Element data from apps and pages
-=-=-

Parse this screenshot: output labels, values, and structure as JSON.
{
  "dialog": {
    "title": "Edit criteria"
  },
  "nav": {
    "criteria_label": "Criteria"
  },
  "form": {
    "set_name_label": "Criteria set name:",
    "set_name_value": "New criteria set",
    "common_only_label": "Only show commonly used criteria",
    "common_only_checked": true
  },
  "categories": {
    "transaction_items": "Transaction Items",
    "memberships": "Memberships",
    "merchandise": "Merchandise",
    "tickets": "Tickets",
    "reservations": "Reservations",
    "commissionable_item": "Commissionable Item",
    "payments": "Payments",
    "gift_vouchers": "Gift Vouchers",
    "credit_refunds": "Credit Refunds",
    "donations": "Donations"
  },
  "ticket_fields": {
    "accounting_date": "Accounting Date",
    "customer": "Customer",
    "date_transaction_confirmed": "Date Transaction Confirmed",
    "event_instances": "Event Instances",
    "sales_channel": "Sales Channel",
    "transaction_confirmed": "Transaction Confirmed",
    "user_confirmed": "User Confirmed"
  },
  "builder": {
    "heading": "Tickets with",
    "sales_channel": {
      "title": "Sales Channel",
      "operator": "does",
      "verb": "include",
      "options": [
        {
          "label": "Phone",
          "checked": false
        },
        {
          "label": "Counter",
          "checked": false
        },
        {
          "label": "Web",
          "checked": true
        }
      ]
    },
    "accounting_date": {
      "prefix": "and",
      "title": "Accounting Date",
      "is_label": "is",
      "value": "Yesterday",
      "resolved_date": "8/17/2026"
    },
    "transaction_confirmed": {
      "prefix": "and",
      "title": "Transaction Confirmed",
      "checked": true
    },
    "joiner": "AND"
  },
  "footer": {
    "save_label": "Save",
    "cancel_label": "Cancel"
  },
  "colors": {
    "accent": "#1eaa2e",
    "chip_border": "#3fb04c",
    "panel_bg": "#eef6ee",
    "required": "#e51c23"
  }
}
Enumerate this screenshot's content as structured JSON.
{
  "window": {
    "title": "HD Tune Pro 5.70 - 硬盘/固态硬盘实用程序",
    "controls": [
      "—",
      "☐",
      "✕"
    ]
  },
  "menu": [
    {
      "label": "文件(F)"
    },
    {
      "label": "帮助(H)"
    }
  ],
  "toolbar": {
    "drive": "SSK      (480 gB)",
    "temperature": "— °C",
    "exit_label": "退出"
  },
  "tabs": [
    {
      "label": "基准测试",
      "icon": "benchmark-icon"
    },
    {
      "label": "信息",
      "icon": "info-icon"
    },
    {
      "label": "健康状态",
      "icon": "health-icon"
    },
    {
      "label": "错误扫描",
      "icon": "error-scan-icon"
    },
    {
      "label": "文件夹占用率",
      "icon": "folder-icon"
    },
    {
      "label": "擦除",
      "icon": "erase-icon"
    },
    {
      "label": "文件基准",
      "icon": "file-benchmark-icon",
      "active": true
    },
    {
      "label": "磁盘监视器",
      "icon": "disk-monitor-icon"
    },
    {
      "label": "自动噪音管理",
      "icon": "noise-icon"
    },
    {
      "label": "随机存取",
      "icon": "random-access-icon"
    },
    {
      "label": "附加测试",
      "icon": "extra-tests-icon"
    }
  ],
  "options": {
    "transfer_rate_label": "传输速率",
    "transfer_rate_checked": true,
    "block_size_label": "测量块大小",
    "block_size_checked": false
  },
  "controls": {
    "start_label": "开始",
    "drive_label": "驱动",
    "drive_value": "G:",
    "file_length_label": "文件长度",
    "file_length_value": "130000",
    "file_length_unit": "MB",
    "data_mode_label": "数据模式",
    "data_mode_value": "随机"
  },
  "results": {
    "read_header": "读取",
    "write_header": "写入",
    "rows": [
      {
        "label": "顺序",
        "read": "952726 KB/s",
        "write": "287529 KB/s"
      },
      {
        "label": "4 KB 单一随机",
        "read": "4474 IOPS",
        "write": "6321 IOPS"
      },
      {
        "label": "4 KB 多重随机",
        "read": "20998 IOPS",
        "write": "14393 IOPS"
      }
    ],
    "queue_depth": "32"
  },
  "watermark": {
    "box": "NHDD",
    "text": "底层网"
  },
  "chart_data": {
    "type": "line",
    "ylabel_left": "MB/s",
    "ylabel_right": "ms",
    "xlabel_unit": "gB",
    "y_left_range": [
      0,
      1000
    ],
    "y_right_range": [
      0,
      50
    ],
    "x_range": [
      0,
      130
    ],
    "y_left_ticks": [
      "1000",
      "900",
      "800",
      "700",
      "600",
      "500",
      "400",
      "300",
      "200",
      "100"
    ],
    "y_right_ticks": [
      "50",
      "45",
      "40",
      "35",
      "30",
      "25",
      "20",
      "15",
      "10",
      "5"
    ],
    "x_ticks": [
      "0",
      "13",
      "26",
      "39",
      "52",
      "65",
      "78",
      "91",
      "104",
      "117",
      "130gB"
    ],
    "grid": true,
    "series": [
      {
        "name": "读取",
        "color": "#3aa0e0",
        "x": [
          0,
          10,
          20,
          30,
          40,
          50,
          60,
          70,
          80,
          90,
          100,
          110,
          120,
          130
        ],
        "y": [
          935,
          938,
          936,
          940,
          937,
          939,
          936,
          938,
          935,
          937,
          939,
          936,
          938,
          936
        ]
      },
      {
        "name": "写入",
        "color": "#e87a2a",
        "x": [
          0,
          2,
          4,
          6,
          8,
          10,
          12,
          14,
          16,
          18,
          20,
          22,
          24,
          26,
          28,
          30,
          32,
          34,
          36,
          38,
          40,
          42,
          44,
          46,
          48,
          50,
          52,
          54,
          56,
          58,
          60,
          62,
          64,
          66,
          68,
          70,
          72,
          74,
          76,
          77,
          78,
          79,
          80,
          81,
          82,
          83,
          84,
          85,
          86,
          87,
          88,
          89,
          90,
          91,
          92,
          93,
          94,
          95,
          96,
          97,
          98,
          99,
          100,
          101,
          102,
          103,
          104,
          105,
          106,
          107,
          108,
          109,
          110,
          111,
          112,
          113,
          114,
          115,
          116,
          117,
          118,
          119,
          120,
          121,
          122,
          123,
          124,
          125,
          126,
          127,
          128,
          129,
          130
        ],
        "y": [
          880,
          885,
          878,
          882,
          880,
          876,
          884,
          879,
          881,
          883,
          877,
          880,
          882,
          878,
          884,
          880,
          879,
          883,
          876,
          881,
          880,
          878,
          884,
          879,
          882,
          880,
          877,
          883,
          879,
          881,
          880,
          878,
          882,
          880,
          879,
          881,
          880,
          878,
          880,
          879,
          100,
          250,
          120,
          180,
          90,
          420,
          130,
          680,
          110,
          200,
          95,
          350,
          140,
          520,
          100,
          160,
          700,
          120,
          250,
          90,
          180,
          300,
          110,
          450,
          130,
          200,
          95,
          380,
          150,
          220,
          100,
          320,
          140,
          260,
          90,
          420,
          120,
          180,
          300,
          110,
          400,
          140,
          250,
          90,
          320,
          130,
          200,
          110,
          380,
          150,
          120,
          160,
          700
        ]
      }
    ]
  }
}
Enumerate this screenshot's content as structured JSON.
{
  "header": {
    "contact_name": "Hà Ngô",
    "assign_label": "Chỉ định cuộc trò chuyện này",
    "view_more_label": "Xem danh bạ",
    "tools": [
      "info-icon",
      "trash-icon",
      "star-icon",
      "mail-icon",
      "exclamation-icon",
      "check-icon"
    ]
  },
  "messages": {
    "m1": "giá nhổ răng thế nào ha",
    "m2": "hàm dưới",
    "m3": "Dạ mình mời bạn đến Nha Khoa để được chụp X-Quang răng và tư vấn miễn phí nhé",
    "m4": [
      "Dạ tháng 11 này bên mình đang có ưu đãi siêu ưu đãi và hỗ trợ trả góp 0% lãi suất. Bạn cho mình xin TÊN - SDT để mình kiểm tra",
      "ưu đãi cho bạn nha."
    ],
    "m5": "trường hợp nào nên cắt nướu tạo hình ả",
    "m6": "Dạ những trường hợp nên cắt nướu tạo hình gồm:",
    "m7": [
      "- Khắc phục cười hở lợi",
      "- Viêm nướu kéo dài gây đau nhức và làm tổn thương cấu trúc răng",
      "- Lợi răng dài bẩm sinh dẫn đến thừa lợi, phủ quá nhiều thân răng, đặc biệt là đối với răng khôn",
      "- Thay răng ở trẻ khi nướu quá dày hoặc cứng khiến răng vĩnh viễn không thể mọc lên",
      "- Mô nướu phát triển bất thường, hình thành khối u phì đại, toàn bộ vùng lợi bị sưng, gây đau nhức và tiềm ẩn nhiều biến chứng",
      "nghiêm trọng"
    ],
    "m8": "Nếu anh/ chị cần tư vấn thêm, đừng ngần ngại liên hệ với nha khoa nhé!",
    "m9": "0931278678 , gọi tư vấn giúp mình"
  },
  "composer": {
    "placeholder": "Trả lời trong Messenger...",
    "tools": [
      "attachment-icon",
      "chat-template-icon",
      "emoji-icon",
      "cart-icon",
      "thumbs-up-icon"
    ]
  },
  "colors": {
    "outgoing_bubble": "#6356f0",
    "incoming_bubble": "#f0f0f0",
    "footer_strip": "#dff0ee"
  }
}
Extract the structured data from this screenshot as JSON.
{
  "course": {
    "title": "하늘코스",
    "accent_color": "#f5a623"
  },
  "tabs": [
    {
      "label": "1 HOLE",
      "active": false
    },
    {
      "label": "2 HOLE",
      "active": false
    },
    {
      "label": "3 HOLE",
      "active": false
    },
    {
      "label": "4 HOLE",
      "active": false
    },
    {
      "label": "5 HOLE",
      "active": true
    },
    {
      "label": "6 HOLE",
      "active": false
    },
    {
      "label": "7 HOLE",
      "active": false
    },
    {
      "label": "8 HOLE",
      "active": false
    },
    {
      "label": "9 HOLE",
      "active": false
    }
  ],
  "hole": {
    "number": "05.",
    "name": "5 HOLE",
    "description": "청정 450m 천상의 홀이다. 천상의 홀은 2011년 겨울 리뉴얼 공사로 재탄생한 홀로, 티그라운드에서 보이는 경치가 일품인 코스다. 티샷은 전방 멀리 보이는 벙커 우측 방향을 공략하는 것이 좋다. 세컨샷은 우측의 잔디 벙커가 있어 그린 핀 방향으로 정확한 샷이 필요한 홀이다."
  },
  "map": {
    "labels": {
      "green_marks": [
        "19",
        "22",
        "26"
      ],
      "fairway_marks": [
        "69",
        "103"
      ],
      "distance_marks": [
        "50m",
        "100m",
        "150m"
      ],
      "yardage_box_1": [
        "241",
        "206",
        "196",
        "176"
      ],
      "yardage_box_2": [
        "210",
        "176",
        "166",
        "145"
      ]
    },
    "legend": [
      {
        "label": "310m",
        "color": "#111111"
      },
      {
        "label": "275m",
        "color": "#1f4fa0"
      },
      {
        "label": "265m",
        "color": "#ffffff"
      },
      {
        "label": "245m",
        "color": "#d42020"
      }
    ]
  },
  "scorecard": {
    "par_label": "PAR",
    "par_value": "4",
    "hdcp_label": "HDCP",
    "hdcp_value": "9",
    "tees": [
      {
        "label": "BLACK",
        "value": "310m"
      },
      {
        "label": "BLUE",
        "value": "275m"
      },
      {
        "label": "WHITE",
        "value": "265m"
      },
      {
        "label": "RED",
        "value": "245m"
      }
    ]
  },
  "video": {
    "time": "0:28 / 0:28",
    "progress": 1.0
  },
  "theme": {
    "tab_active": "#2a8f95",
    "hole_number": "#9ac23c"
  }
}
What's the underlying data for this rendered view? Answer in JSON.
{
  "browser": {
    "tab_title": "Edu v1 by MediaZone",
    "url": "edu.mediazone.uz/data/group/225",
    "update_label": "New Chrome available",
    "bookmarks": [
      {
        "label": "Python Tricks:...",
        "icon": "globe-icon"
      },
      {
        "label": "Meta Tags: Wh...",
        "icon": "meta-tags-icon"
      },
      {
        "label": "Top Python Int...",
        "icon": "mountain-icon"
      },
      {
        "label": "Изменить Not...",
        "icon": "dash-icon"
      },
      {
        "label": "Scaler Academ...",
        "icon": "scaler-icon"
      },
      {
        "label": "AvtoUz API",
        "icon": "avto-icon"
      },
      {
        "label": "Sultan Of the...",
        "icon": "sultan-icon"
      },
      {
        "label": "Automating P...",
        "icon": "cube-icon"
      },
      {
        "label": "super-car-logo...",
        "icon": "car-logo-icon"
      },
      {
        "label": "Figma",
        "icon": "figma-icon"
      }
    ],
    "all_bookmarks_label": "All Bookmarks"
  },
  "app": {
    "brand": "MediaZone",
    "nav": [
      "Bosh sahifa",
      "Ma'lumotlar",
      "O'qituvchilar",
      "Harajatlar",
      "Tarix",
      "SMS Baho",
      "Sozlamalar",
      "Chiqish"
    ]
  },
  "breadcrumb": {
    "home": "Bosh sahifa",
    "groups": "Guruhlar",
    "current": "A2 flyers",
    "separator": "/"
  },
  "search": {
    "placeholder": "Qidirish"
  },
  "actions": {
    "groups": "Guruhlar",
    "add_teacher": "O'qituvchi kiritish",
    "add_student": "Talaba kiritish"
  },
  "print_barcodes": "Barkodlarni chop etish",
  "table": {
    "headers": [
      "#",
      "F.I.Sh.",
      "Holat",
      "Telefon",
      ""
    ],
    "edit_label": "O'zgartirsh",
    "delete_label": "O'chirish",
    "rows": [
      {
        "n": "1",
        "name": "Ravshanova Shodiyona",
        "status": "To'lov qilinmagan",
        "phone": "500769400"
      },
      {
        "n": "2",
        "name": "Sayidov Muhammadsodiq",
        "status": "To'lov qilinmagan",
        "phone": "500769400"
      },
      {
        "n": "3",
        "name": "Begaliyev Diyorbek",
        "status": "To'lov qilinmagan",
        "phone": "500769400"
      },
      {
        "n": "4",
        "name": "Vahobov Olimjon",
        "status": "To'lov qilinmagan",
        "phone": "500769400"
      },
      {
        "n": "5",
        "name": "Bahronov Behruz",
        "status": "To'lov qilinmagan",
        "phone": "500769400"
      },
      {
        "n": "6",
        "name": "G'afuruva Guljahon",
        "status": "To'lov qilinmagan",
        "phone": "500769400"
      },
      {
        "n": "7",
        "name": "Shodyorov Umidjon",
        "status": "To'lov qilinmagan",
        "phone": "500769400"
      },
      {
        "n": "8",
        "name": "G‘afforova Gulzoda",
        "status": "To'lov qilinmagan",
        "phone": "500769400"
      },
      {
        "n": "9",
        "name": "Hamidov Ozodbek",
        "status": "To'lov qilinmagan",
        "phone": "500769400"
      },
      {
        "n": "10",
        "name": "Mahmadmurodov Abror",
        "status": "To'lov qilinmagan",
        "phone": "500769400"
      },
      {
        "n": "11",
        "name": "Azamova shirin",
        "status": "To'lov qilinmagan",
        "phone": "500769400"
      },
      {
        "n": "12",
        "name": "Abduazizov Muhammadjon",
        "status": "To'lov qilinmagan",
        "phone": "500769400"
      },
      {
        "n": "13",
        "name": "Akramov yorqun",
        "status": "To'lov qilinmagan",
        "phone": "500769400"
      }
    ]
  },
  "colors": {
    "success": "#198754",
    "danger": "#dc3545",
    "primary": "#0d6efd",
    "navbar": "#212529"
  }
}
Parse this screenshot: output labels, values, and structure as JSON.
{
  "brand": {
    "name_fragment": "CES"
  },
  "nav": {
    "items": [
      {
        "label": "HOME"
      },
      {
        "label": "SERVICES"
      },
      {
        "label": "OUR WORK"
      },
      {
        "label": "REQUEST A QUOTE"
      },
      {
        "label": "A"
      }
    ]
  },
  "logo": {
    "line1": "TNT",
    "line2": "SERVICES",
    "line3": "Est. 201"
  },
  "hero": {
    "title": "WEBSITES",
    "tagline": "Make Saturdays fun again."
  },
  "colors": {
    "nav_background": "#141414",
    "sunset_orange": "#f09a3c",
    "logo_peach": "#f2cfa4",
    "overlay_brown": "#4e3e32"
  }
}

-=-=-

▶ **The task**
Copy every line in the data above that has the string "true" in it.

▶ **Result of this exercise**
    "common_only_checked": true
          "checked": true
      "checked": true
      "active": true
    "transfer_rate_checked": true,
    "grid": true,
      "active": true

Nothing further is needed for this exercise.